- [Activity]:
Find the lines below that contain the string "cystic", count them, and give only the number.

Supplied records: Begin

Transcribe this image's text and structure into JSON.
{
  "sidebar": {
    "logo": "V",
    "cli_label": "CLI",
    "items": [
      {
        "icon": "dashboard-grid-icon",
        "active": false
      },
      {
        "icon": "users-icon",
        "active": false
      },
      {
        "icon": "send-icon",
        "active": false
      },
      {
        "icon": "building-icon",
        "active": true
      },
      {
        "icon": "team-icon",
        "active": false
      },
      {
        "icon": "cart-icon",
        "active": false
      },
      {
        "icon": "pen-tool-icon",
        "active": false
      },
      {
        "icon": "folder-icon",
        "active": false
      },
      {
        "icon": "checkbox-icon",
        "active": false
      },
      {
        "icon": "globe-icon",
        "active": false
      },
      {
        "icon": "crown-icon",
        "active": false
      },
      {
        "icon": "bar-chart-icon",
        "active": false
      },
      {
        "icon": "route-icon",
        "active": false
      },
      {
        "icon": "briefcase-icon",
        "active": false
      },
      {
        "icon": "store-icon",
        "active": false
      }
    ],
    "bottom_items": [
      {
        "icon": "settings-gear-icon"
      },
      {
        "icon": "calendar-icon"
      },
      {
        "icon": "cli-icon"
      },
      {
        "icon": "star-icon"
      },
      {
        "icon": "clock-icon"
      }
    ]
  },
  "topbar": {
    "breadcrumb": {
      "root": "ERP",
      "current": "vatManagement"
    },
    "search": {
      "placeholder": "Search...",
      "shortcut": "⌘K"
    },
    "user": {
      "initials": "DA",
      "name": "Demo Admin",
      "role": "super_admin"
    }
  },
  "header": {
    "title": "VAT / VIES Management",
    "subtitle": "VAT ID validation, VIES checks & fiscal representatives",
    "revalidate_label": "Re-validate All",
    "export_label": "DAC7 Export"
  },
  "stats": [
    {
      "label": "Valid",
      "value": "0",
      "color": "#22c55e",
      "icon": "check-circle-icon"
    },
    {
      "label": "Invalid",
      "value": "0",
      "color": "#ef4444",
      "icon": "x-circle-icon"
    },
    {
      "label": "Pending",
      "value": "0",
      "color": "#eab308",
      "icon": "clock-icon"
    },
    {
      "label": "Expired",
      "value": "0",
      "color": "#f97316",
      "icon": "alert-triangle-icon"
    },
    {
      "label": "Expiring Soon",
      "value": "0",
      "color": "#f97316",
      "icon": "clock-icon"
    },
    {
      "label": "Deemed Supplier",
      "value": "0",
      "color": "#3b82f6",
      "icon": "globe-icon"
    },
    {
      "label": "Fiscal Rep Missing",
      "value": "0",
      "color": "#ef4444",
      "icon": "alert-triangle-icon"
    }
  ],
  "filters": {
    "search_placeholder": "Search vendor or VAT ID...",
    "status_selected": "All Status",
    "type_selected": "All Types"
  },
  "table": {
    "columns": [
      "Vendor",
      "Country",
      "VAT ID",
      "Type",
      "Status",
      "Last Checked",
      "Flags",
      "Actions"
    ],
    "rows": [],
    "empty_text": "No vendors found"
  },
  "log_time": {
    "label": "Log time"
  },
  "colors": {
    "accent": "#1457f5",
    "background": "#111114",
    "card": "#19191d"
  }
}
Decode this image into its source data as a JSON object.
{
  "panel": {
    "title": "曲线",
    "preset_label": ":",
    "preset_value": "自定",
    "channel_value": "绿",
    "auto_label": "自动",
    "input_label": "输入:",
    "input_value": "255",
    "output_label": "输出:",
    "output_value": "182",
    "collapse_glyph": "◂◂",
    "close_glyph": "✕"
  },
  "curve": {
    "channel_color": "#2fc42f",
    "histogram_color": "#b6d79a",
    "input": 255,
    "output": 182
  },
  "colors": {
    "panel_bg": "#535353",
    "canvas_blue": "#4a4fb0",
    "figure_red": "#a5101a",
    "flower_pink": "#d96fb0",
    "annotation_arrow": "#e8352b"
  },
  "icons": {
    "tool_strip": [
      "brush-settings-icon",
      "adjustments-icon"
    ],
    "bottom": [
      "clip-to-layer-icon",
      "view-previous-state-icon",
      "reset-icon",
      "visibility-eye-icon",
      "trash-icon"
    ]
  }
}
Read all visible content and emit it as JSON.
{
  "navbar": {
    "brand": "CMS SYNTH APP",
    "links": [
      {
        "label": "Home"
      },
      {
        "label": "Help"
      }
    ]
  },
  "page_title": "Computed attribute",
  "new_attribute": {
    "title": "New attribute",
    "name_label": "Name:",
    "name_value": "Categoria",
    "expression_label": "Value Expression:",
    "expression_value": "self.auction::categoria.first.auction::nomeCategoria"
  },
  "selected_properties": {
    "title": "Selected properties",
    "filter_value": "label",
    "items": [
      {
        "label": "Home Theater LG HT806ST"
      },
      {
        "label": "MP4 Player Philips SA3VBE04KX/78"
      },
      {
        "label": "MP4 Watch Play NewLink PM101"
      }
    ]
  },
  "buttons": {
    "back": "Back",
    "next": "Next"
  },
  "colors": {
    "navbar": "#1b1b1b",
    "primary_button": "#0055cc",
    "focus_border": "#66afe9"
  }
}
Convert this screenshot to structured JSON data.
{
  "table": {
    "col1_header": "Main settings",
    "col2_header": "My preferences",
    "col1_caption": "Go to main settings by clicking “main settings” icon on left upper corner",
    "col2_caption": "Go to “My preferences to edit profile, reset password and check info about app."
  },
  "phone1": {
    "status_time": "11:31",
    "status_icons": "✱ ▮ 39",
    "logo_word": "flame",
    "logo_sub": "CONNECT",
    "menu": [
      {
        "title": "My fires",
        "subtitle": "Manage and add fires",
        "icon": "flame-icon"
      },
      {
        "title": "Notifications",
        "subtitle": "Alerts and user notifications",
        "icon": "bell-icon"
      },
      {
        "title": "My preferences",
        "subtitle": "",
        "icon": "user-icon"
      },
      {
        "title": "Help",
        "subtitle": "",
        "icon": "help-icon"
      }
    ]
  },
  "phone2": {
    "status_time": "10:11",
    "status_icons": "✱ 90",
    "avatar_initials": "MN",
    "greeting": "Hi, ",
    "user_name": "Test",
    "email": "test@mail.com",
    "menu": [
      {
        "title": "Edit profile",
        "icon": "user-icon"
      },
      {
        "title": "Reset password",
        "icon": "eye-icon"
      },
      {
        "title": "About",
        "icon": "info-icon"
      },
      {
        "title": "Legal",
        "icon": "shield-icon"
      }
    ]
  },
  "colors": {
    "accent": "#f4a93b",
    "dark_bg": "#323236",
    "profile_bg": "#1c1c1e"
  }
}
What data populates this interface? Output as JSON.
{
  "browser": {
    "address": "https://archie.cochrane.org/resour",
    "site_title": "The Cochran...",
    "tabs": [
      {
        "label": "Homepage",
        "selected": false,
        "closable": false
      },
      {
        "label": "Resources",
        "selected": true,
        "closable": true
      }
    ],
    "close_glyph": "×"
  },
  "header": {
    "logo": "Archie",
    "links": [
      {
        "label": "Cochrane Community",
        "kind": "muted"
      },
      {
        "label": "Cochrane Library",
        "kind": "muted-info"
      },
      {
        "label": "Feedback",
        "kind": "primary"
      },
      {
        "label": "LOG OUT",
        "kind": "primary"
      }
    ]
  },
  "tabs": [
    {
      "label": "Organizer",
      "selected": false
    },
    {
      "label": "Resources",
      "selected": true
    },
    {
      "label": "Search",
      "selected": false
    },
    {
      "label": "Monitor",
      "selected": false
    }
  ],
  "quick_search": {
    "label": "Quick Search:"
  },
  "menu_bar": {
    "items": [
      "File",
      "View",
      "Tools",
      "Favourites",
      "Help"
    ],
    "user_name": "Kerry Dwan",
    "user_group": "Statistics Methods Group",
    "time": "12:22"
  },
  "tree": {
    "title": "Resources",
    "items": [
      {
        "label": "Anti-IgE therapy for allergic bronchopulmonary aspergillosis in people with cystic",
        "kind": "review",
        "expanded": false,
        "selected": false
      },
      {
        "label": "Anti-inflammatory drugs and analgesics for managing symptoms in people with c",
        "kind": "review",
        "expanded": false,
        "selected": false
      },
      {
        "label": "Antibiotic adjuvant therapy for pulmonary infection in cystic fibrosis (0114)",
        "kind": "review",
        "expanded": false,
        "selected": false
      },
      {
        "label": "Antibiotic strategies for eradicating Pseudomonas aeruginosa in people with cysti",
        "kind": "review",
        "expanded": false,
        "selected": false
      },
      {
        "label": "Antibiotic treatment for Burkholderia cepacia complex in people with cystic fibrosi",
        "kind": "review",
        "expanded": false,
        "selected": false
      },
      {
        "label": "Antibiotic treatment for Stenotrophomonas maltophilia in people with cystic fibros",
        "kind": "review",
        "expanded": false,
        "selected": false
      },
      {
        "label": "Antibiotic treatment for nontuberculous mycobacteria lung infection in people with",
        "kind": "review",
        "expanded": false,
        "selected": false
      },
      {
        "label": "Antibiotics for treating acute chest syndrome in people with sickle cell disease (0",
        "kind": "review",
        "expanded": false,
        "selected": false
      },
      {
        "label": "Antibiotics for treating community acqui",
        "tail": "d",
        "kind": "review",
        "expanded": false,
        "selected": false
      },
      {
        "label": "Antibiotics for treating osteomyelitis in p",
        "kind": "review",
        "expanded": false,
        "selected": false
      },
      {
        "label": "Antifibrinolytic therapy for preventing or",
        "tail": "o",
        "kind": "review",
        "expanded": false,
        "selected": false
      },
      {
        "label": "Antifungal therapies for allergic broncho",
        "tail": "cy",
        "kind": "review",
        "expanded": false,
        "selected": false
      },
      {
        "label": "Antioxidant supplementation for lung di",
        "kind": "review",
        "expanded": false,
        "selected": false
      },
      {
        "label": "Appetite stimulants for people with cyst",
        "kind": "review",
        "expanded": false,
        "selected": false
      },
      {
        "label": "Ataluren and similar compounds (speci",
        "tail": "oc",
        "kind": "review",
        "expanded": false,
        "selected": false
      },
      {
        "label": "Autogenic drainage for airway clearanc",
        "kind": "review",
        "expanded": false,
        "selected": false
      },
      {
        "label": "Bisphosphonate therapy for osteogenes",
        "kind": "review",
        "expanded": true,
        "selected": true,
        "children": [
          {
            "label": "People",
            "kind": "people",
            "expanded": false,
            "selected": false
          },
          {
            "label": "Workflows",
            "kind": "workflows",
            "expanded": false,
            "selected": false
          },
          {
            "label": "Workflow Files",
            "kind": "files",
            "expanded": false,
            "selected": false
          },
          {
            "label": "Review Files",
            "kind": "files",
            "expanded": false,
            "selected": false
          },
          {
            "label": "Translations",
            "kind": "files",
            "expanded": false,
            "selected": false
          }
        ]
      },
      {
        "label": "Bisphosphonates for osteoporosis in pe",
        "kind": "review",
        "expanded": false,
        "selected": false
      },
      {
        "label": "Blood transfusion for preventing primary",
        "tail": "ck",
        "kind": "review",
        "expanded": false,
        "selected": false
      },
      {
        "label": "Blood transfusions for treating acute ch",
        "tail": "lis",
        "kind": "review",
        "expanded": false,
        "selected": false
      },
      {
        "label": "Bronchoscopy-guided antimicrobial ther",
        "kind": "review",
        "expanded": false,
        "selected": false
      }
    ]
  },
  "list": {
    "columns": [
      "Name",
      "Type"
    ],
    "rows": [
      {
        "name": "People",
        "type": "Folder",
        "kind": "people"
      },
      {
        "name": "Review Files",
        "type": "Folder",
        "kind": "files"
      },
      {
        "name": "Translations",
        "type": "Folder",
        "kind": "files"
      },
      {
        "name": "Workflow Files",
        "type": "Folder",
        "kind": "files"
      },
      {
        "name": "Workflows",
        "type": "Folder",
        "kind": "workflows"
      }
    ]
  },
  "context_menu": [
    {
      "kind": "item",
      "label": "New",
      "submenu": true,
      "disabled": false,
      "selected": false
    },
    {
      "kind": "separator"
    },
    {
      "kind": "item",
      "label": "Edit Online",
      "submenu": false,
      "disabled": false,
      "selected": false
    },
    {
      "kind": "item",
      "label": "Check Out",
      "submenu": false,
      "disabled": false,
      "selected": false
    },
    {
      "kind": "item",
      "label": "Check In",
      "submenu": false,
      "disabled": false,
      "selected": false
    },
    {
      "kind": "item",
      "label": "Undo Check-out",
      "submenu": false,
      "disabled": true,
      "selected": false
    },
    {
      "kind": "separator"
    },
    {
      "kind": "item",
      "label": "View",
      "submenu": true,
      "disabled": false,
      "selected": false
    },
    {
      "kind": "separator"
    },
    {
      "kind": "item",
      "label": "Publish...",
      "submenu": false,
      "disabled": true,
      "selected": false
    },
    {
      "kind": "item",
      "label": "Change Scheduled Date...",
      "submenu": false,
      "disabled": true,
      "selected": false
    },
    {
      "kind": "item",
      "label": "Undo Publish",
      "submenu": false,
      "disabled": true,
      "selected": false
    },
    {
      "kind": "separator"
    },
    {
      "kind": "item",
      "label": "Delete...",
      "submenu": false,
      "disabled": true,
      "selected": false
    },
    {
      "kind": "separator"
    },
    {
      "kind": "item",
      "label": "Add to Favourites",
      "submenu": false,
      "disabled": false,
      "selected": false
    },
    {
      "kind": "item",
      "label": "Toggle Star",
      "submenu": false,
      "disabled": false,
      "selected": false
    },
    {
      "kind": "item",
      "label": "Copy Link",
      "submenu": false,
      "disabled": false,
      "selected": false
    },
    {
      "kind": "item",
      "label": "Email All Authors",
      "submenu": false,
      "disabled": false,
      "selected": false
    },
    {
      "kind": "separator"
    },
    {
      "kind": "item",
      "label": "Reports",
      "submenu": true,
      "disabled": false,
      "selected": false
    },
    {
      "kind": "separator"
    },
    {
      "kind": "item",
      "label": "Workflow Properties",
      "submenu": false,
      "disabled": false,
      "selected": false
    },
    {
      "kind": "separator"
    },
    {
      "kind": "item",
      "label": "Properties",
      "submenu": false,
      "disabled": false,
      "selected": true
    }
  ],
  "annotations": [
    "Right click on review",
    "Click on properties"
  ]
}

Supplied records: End

- [The completed task]:
4